Just try to google for some build related problems: Lots of answers for TeamCity, none for GO (which might be related to its name ;-) I wasn't able to find a GO community, again that may be the name, but visit the official GO community site or count the available community plugins. (most of the are written by ThoughtWorks employees anyway). TeamCity has a living community and in case googling doesn't solve your problem, Jetbrains has a fast and helpful support. 

Native AWS support 

TeamCity can operate a fleet of agents on Amazon EC2 instances. Depending on the current load (pending jobs) it can create, start or stop agents. This allows you to use very fast C4 instance types, which will make your builds faster, but in a very cost effective way, because those instances will live only for those few hours per day in which they are actually needed.
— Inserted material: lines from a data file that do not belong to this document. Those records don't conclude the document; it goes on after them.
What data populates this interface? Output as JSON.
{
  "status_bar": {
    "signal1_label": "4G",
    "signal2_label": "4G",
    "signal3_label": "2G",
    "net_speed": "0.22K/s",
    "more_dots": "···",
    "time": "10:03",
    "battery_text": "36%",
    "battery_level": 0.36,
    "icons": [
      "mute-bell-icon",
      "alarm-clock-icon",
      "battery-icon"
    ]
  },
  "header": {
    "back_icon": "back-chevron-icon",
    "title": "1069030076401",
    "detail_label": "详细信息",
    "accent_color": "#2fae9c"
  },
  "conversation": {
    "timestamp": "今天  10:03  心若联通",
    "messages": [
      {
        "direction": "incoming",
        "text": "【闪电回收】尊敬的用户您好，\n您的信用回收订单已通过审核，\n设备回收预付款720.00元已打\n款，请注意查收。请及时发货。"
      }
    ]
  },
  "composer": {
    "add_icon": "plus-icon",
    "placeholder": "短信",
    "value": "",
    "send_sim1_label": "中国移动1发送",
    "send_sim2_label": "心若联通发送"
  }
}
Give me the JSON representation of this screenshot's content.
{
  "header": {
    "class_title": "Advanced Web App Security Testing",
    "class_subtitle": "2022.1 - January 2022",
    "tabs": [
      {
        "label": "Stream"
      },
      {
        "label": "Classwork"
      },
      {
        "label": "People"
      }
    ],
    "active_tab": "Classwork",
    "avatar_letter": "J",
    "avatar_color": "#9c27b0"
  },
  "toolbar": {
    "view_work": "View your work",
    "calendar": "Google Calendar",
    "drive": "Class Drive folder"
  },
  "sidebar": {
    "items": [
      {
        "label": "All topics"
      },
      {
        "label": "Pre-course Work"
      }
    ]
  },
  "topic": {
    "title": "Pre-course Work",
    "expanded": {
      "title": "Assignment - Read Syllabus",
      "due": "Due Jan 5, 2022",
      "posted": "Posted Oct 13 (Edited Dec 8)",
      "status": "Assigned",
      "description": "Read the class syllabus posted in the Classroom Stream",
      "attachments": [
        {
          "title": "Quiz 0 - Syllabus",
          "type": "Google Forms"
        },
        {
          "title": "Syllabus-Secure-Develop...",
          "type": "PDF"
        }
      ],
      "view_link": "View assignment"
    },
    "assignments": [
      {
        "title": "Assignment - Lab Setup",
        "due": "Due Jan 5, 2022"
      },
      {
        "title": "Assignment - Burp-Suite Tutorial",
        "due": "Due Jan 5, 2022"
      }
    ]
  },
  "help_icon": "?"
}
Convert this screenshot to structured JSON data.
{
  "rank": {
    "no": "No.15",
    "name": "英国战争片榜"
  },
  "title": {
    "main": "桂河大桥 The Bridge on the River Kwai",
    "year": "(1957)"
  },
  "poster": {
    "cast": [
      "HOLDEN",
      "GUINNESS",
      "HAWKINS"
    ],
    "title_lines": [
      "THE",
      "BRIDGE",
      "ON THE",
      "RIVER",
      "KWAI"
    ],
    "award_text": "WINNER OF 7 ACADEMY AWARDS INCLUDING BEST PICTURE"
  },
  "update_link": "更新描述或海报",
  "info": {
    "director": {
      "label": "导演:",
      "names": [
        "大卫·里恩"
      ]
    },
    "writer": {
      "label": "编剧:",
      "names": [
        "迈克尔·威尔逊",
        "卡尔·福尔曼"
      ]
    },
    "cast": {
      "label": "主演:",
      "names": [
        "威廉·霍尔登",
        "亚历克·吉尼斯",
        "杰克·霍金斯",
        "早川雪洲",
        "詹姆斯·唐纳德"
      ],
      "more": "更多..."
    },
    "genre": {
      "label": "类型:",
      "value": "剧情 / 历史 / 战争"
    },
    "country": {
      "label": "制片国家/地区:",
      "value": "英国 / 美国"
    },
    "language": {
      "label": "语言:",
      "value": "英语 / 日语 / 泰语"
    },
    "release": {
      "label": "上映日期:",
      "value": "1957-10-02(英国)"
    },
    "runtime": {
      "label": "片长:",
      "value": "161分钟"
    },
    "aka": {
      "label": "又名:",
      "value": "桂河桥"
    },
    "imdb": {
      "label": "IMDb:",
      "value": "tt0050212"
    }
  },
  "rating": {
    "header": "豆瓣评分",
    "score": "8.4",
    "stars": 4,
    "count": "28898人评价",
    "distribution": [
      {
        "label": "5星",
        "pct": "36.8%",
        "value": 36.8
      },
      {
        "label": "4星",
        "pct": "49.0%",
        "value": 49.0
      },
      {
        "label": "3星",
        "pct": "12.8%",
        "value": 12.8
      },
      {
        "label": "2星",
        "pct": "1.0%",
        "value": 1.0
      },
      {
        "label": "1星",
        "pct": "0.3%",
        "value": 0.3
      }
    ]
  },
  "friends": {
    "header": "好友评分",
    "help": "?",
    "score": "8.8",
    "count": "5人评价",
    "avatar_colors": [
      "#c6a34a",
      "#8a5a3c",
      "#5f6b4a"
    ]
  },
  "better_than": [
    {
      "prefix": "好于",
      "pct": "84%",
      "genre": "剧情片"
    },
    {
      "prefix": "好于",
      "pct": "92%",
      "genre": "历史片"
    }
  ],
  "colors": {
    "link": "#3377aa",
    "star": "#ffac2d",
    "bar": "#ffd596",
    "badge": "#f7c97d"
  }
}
GO again has nothing to offer in this area, you have to build scaling up and down by your own script or just pay 24/7 for agents you don't use.

Miscellaneous TC features where GO is inferior

  • Auditing/Permissions: If you have more than one team TeamCity allows you manage permissions and it has a good auditing feature that shows you which user changed what and when. GO can show you the diff between two versions of the global config.xml file.
  • Custom build numbers in TeamCity, incrementing only numbers in GO.
  • Sophisticated environment variable setting in TC, predefined ones in GO 
  • Jobs can interact with Teamcity, e.g. update status data, nothing in GO
  • Jobs can have arbitrary names and descriptions in TC, GO doesn't allow whitespace in names, leading_to_strange_conventions.
  • all thinkable variants of triggers and dependency chains between jobs allows you to build sophisticated pipelines in TC
  • job queues are visible in TC, making it easy to debug non starting and pending builds. In GO you have no hint when you job will start or to manipulate the queue when something went wrong. I have seen jobs hanging in GO forever because agents requirements were missing.
  • Good history of deployments/builds from the past. You see which commits are in with deployment, and you can rollback to an older version directly from this history view.

There are still more points where TeamCity outperforms GO (backups, recovery, auto updating agents, ...). I hope I have listed enough to show you mature TeamCity is compared against GO. If you have a problem there is a very high chance that TeamCity has a solution. With GO you will find yourself running into limitations or living with crude workarounds which make your teams less productive. 


If you have a working and mature CI System (Jenkins, TeamCity, ...) don't switch to GO just because you want to do Continuous Delivery. GO has the same disadvantages but lacks many important productivity features. Either evolve your existing CI System to also deliver software or try out a radical different approach like hubot deploy.